One final area that’s worth mentioning when discussing brewing water chemistry is the mash pH. We won’t delve too deeply into this subject, but basically it’s important to keep your mash pH within the 5.3–5.6 range. This is the ideal environment for the enzymes to do their thing, ensuring higher efficiency. You’ll need a pH tester to be sure of your mash pH.
The pH of your mash is determined not only by the brewing water profile, but also the grains that go into your mash, as well as any other additions. Darker malts will increase the acidity of your mash, and should typically be balanced out with alkalis such as Sodium Bicarbonate.
Generally however, and especially in more pale beers, you’ll find you’re more likely to need to lower the mash pH rather than raise it. This can be done by adding lactic or phosphoric acid until you fall into the correct range.
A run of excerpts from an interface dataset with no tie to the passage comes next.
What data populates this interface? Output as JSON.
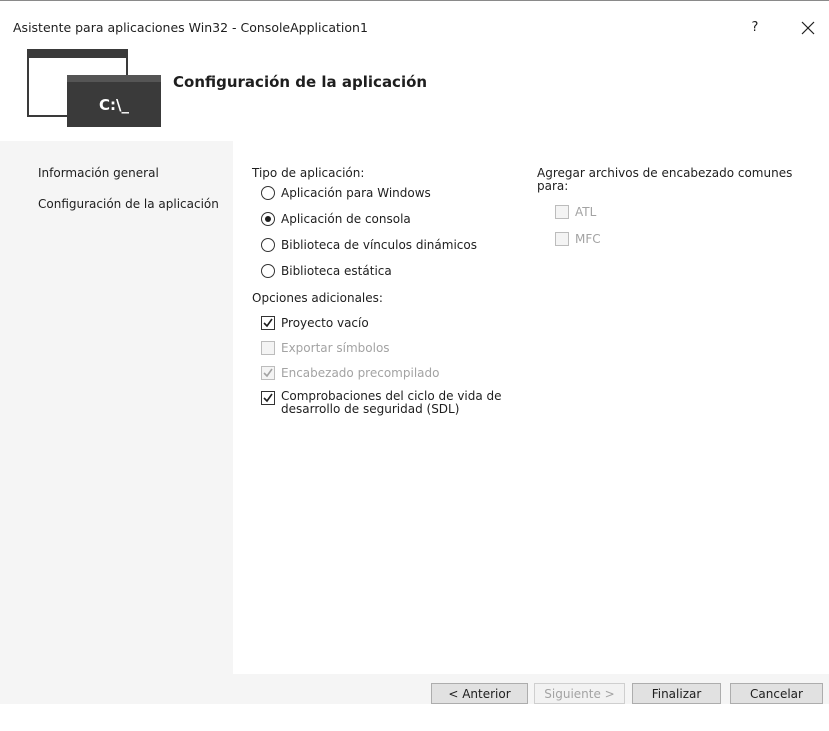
{
  "window": {
    "title": "Asistente para aplicaciones Win32 - ConsoleApplication1",
    "help_label": "?",
    "close_label": "✕"
  },
  "header": {
    "title": "Configuración de la aplicación",
    "logo_text": "C:\\_",
    "logo_controls": "_ ▫ ×"
  },
  "sidebar": {
    "items": [
      {
        "label": "Información general"
      },
      {
        "label": "Configuración de la aplicación"
      }
    ]
  },
  "app_type": {
    "heading": "Tipo de aplicación:",
    "options": [
      {
        "label": "Aplicación para Windows",
        "selected": false
      },
      {
        "label": "Aplicación de consola",
        "selected": true
      },
      {
        "label": "Biblioteca de vínculos dinámicos",
        "selected": false
      },
      {
        "label": "Biblioteca estática",
        "selected": false
      }
    ]
  },
  "additional": {
    "heading": "Opciones adicionales:",
    "options": [
      {
        "label": "Proyecto vacío",
        "checked": true,
        "enabled": true
      },
      {
        "label": "Exportar símbolos",
        "checked": false,
        "enabled": false
      },
      {
        "label": "Encabezado precompilado",
        "checked": true,
        "enabled": false
      },
      {
        "label": "Comprobaciones del ciclo de vida de",
        "label2": "desarrollo de seguridad (SDL)",
        "checked": true,
        "enabled": true
      }
    ]
  },
  "headers": {
    "heading1": "Agregar archivos de encabezado comunes",
    "heading2": "para:",
    "options": [
      {
        "label": "ATL",
        "checked": false,
        "enabled": false
      },
      {
        "label": "MFC",
        "checked": false,
        "enabled": false
      }
    ]
  },
  "buttons": {
    "back": "< Anterior",
    "next": "Siguiente >",
    "finish": "Finalizar",
    "cancel": "Cancelar"
  }
}
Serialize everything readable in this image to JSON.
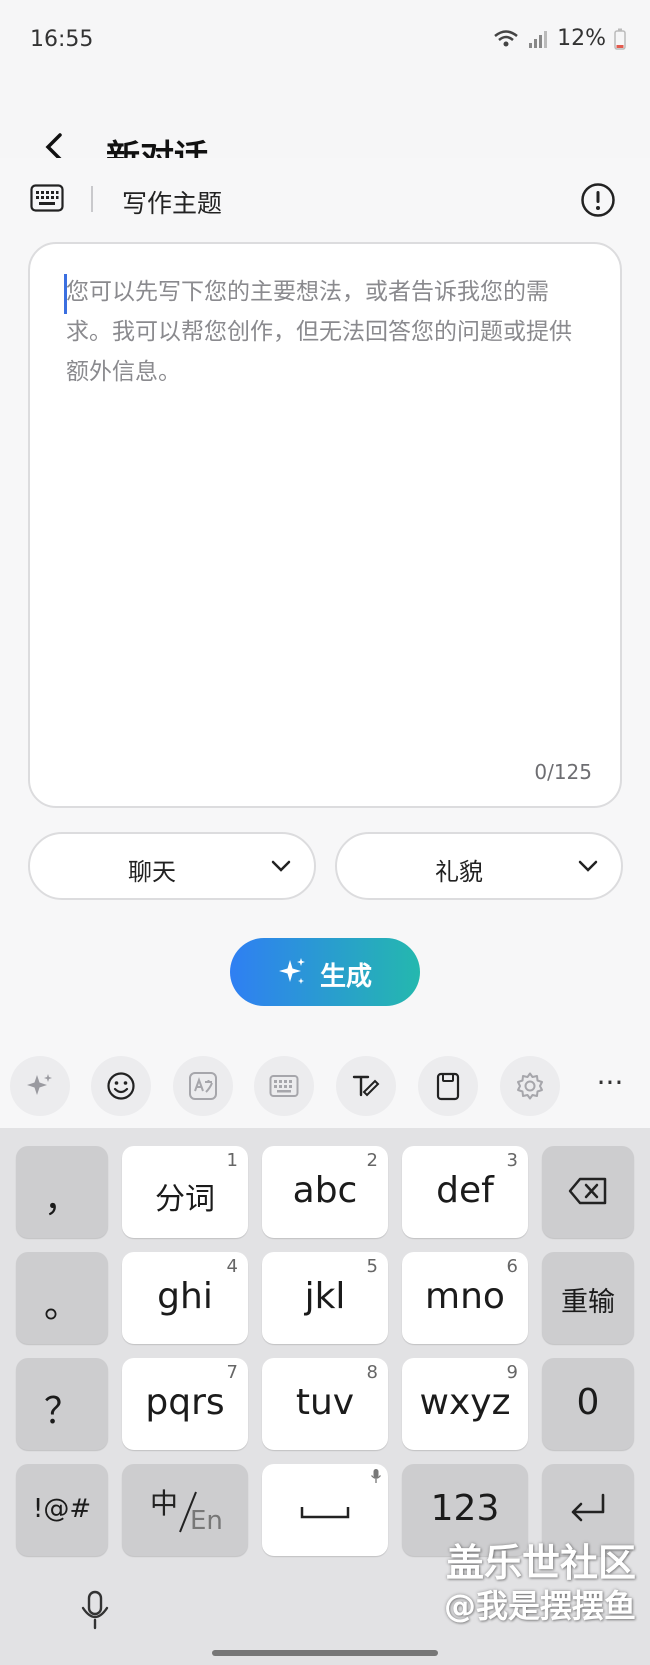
{
  "status_bar": {
    "time": "16:55",
    "battery": "12%"
  },
  "header": {
    "title": "新对话"
  },
  "writing": {
    "topic_label": "写作主题"
  },
  "prompt": {
    "placeholder": "您可以先写下您的主要想法，或者告诉我您的需求。我可以帮您创作，但无法回答您的问题或提供额外信息。",
    "counter": "0/125"
  },
  "selects": {
    "format": "聊天",
    "tone": "礼貌"
  },
  "generate": {
    "label": "生成"
  },
  "keyboard_toolbar": {
    "icons": [
      "sparkle-icon",
      "emoji-icon",
      "translate-icon",
      "keyboard-icon",
      "handwriting-icon",
      "clipboard-icon",
      "settings-icon",
      "more-icon"
    ],
    "more": "···"
  },
  "keyboard": {
    "row1": {
      "punct": "，",
      "k1": "分词",
      "k1_hint": "1",
      "k2": "abc",
      "k2_hint": "2",
      "k3": "def",
      "k3_hint": "3"
    },
    "row2": {
      "punct": "。",
      "k4": "ghi",
      "k4_hint": "4",
      "k5": "jkl",
      "k5_hint": "5",
      "k6": "mno",
      "k6_hint": "6",
      "retype": "重输"
    },
    "row3": {
      "punct": "？",
      "k7": "pqrs",
      "k7_hint": "7",
      "k8": "tuv",
      "k8_hint": "8",
      "k9": "wxyz",
      "k9_hint": "9",
      "zero": "0"
    },
    "row4": {
      "symbols": "!@#",
      "lang_cn": "中",
      "lang_en": "En",
      "num": "123"
    }
  },
  "watermark": {
    "line1": "盖乐世社区",
    "line2": "@我是摆摆鱼"
  },
  "colors": {
    "accent": "#2f7ff3",
    "accent_end": "#24b8ae",
    "caret": "#3b6fe0"
  }
}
While there’s a lot more to learn regarding brewing water chemistry and treatments, this basic guide will set you on the right path. As with all things, it’s best to master the basics first before getting bogged down in the really complicated science.